Available data Block Start

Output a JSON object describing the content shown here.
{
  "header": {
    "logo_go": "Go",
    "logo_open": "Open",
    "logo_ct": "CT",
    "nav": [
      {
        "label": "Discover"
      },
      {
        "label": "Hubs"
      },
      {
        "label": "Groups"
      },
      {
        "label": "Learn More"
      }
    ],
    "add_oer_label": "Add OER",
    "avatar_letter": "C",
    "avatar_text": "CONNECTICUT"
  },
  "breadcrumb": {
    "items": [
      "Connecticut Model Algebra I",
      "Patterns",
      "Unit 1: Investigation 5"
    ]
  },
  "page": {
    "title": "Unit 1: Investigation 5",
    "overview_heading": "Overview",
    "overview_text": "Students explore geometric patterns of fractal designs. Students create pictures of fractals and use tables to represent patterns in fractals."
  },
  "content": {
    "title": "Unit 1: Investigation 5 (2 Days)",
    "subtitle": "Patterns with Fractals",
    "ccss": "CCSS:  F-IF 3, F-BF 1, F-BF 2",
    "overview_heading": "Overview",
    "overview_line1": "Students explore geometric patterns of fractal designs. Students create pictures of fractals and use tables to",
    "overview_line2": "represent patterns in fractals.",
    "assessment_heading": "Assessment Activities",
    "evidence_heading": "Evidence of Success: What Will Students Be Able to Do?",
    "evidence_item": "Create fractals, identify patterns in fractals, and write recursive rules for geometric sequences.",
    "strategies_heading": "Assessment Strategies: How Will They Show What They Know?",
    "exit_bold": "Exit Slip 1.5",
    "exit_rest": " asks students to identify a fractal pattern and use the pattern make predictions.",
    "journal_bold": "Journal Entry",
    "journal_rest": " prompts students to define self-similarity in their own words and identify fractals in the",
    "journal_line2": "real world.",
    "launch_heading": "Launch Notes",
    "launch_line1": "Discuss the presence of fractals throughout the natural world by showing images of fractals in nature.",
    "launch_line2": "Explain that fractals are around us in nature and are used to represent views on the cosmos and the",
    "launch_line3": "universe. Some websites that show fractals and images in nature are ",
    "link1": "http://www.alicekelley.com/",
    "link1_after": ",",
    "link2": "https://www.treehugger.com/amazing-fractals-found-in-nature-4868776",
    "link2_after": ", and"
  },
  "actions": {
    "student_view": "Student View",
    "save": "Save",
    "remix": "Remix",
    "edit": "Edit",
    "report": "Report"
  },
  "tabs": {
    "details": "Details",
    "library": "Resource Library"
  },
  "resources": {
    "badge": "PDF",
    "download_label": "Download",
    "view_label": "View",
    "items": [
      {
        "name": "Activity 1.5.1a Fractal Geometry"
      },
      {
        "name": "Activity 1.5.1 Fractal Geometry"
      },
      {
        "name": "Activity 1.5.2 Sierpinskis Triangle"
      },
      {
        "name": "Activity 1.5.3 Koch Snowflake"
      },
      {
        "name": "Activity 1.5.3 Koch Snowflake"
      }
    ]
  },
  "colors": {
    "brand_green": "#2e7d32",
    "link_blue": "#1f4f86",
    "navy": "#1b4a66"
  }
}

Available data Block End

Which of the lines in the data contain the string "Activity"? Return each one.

Result for this task:
        "name": "Activity 1.5.1a Fractal Geometry"
        "name": "Activity 1.5.1 Fractal Geometry"
        "name": "Activity 1.5.2 Sierpinskis Triangle"
        "name": "Activity 1.5.3 Koch Snowflake"
        "name": "Activity 1.5.3 Koch Snowflake"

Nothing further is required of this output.